Fashion and women, a combination like no other; like peanut butter & jelly. From the very start, women have used fashion as a tool, an expression, a movement. The progression of feminism over the years has been reflected to some extent in the trends and design statements of the fashion world.

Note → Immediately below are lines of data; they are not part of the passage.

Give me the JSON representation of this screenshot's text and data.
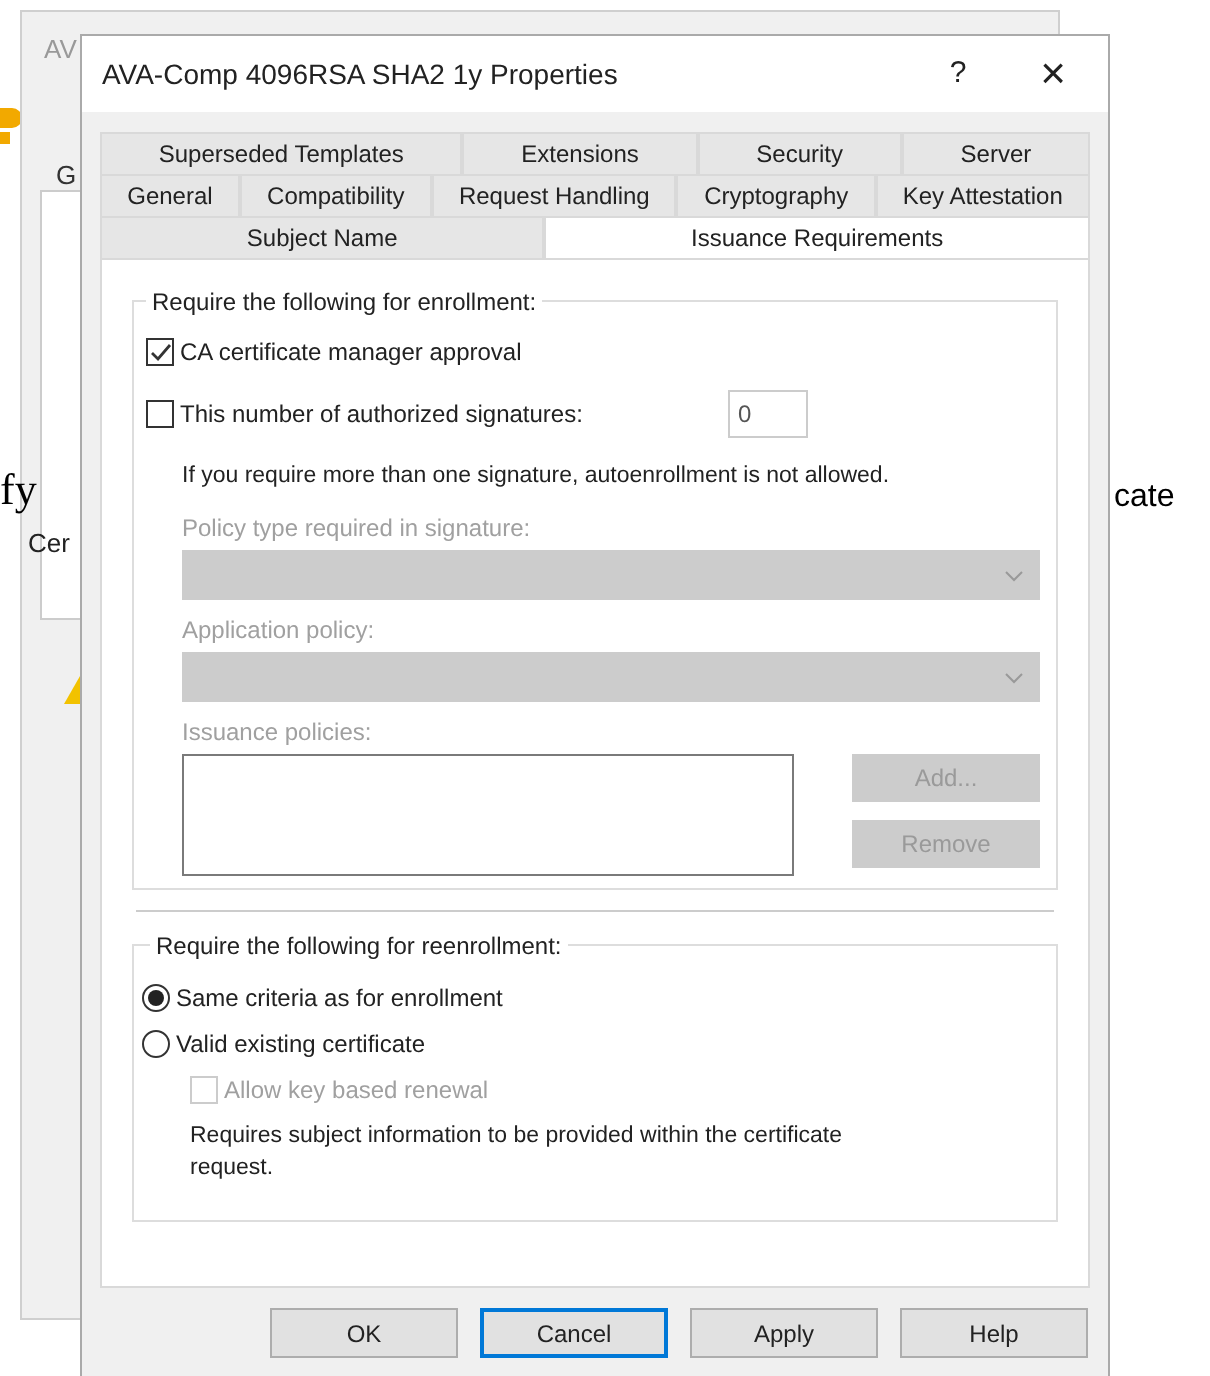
{
  "background_window": {
    "title": "AV",
    "tab": "G",
    "text_left": "fy",
    "label": "Cer",
    "text_right": "cate"
  },
  "dialog": {
    "title": "AVA-Comp 4096RSA SHA2 1y Properties",
    "help": "?",
    "close": "×"
  },
  "tab_rows": [
    [
      {
        "label": "Superseded Templates",
        "selected": false
      },
      {
        "label": "Extensions",
        "selected": false
      },
      {
        "label": "Security",
        "selected": false
      },
      {
        "label": "Server",
        "selected": false
      }
    ],
    [
      {
        "label": "General",
        "selected": false
      },
      {
        "label": "Compatibility",
        "selected": false
      },
      {
        "label": "Request Handling",
        "selected": false
      },
      {
        "label": "Cryptography",
        "selected": false
      },
      {
        "label": "Key Attestation",
        "selected": false
      }
    ],
    [
      {
        "label": "Subject Name",
        "selected": false
      },
      {
        "label": "Issuance Requirements",
        "selected": true
      }
    ]
  ],
  "enrollment": {
    "legend": "Require the following for enrollment:",
    "manager_approval": {
      "label": "CA certificate manager approval",
      "checked": true
    },
    "signatures": {
      "label": "This number of authorized signatures:",
      "checked": false,
      "value": "0"
    },
    "note": "If you require more than one signature, autoenrollment is not allowed.",
    "policy_type": {
      "label": "Policy type required in signature:",
      "disabled": true
    },
    "application_policy": {
      "label": "Application policy:",
      "disabled": true
    },
    "issuance_policies": {
      "label": "Issuance policies:",
      "disabled": true
    },
    "buttons": [
      {
        "label": "Add...",
        "disabled": true
      },
      {
        "label": "Remove",
        "disabled": true
      }
    ]
  },
  "reenrollment": {
    "legend": "Require the following for reenrollment:",
    "options": [
      {
        "label": "Same criteria as for enrollment",
        "selected": true
      },
      {
        "label": "Valid existing certificate",
        "selected": false
      }
    ],
    "key_renewal": {
      "label": "Allow key based renewal",
      "checked": false,
      "disabled": true
    },
    "note": "Requires subject information to be provided within the certificate request."
  },
  "buttons": [
    {
      "label": "OK",
      "focused": false
    },
    {
      "label": "Cancel",
      "focused": true
    },
    {
      "label": "Apply",
      "focused": false
    },
    {
      "label": "Help",
      "focused": false
    }
  ]
}
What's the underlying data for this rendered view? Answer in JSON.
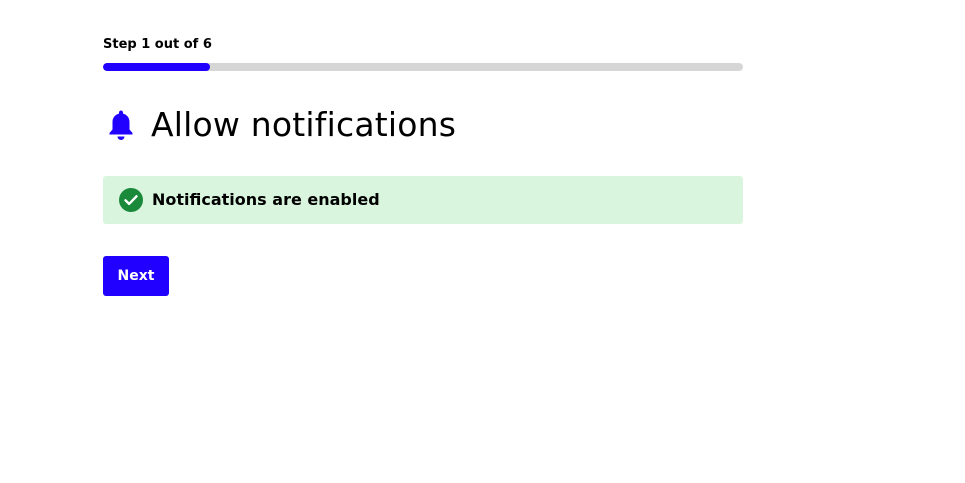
{
  "progress": {
    "label": "Step 1 out of 6",
    "current_step": 1,
    "total_steps": 6
  },
  "header": {
    "icon": "bell-icon",
    "title": "Allow notifications"
  },
  "status": {
    "icon": "check-circle-icon",
    "text": "Notifications are enabled"
  },
  "actions": {
    "next_label": "Next"
  },
  "colors": {
    "accent": "#2200ff",
    "progress_track": "#d6d6d6",
    "success_bg": "#d9f5dd",
    "success_icon": "#1a8a3a",
    "text": "#000000",
    "button_text": "#ffffff"
  }
}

Fashion has also been to restrain women, to bind them into a sense of submission. Back when men were the only ones who could have jobs, the designs they created were excessively feminine and nonfunctional. With tightly strung corsets and conservative cuts, women were told that they must accept the discomfort to look ‘proper’ and ‘infashion’. This started to change with the first wave of the feminist movement. It all started in the early 20th century when suffragettes were trying to get the equal right to vote; we had a very special lady - Amelia Bloomer, who pioneered the very first pant suit. It was a long tunic, with trousers. This was the very first time that a woman was publically wearing trousers, which was seen as a purely male right. Today, her name is synonymous with trousers, and she began the ripples in the fashion world when it came to the feminist movement. What we were ‘allowed’ to wear, defined who we were allowed to be.
Up next we have a name that has most definitely had a solid place in history; Coco Chanel! This legendary woman changed the way women dressed. She upgraded Amelia’s skirt suit into something more fashionable, yet with a straighter silhouette. She pushed for women to be taken more seriously in a man's world, without any ridiculous suffocating packaging. Seen in little black dresses, trousers and minimal clothing, she was a stark contrast of what people were expecting women to wear at that time. She took the runways by storm as hemlines got shorter, and perspectives broader.

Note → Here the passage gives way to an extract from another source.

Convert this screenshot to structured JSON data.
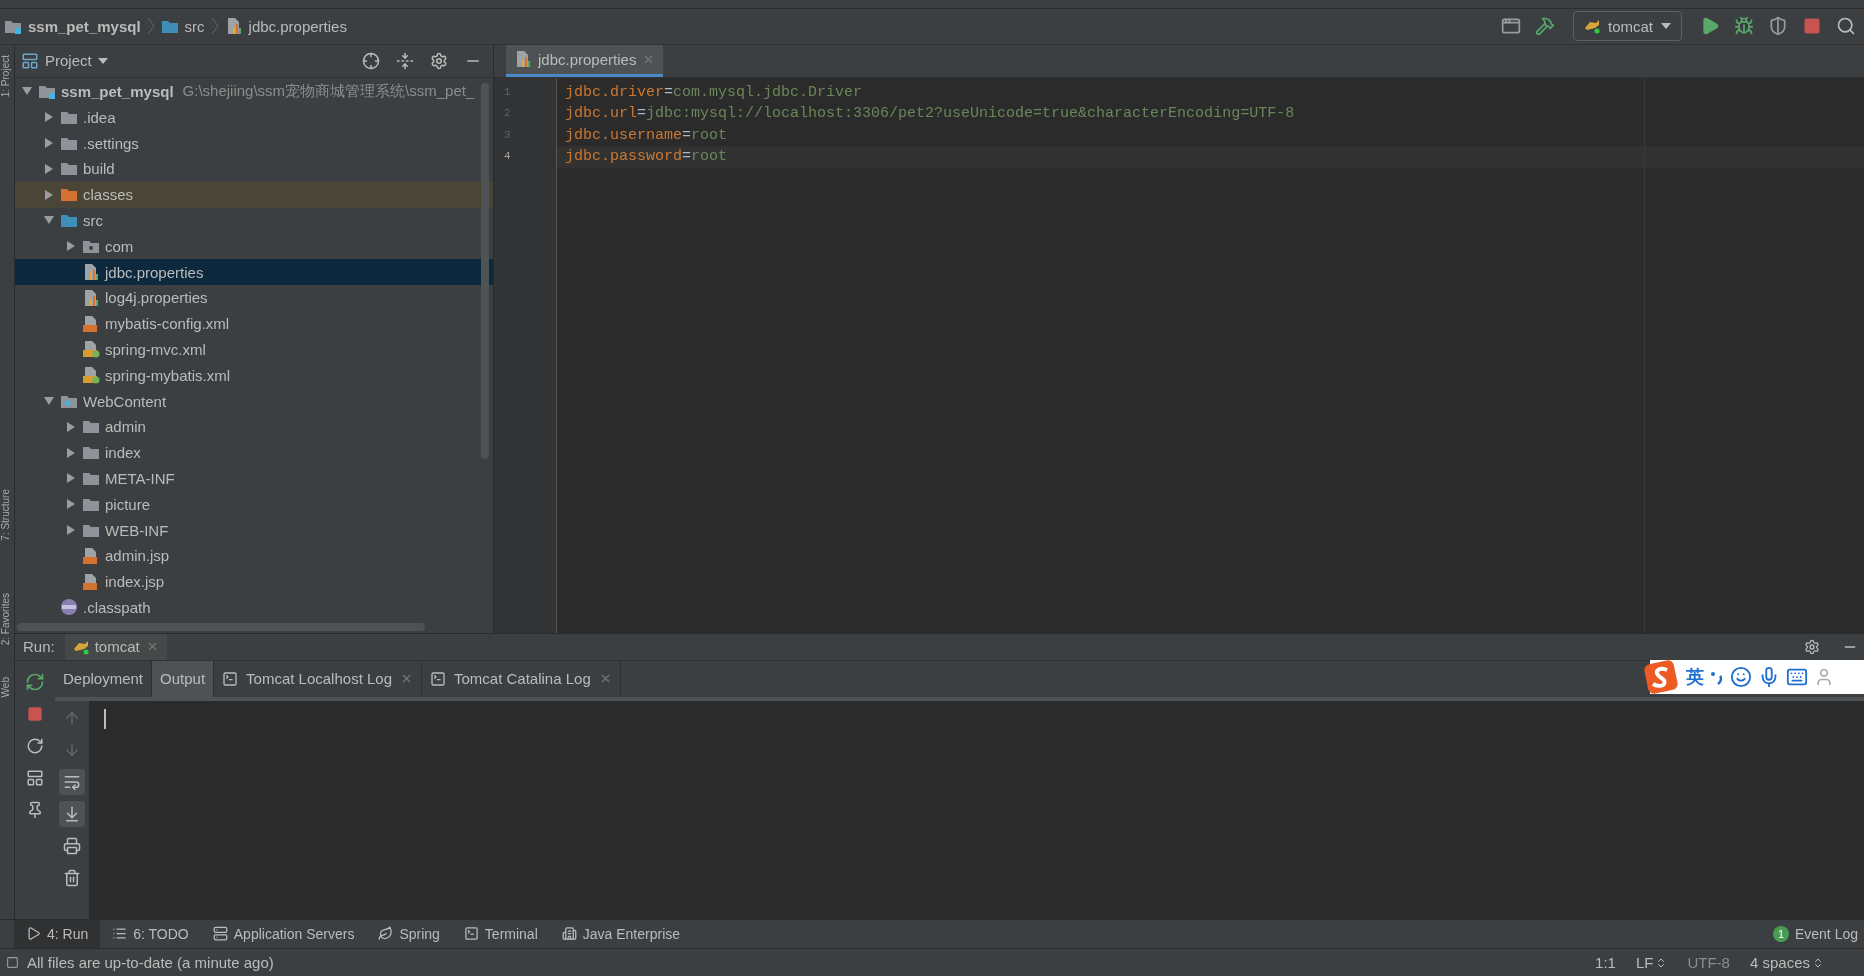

In the 20’s, women of all sorts (and in large numbers) started to trade in the corset for a bob cut, and finally, the era of the exaggerated feminine figure came to an end. By the 30’s women swapped the skirt suits for actual menswear, and started rocking the looks on screen! This was the last of the glamour for a while as we slid into the time of the world war.
Since all the able-bodied men were off at war, women started to take to the workforce more urgently. They also adopted a more functional style; head scarves, jeans, boots. As some joined the army, pencil skirts were thrown out due to lack of practicality.

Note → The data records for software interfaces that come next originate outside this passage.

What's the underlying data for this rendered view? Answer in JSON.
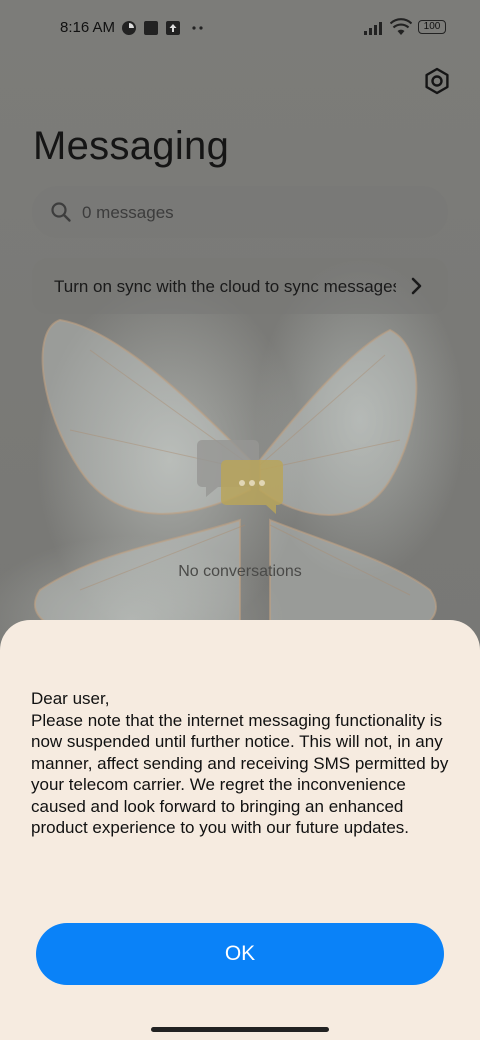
{
  "status_bar": {
    "time": "8:16 AM",
    "battery": "100",
    "icons": [
      "notification-icon",
      "square-app-icon",
      "upload-icon",
      "more-dots-icon",
      "signal-icon",
      "wifi-icon",
      "battery-icon"
    ]
  },
  "header": {
    "title": "Messaging",
    "settings_icon": "gear-icon"
  },
  "search": {
    "placeholder": "0 messages",
    "icon": "search-icon"
  },
  "sync_banner": {
    "text": "Turn on sync with the cloud to sync messages",
    "icon": "chevron-right-icon"
  },
  "empty_state": {
    "icon": "chat-bubbles-icon",
    "text": "No conversations"
  },
  "dialog": {
    "paragraphs": [
      "Dear user,",
      "Please note that the internet messaging functionality is now suspended until further notice. This will not, in any manner, affect sending and receiving SMS permitted by your telecom carrier. We regret the inconvenience caused and look forward to bringing an enhanced product experience to you with our future updates."
    ],
    "ok_label": "OK"
  },
  "colors": {
    "accent": "#0a82f8",
    "sheet_background": "#f6ebe0",
    "overlay": "#7a7a77"
  }
}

Sadly, post-war society regressed back to traditional gender roles, and women were sold the thought of being household creatures and focus on the shopping as men went back to work, femininity was back in fashion.
As the second wave of feminism took over in the 1960 ’s, another legendary fashion icon; Twiggy, brought the rise of the miniskirt, and a more boyish less feminine silhouette. In the 70’s the distinction between women and menswear blurred, with colourful flowy vibes all around, a true change was in the air.
The 3rd wave of feminism was the grungy, punk looks of the 90’s. Women reclaimed pink and added extra spunk to it. Getting more rough around the edges, we embraced the masculine.
We are currently in the 4th wave of feminism, where we still face inequality when it comes to being accepted as equals on all levels. In the workplace, women of high stature are still criticized for their appearances while on the other hand men are criticized for their words. We are still connected by what we wear, and what we represent in this fight for equality. In 2017, celebrities wore all black at the Golden Globes to protest against the sexual assault in the workplace. T-shirts stamped famously with the slogan ‘We should all be feminists’ is just the start! We’ve got a whole lot where that came from! Look out.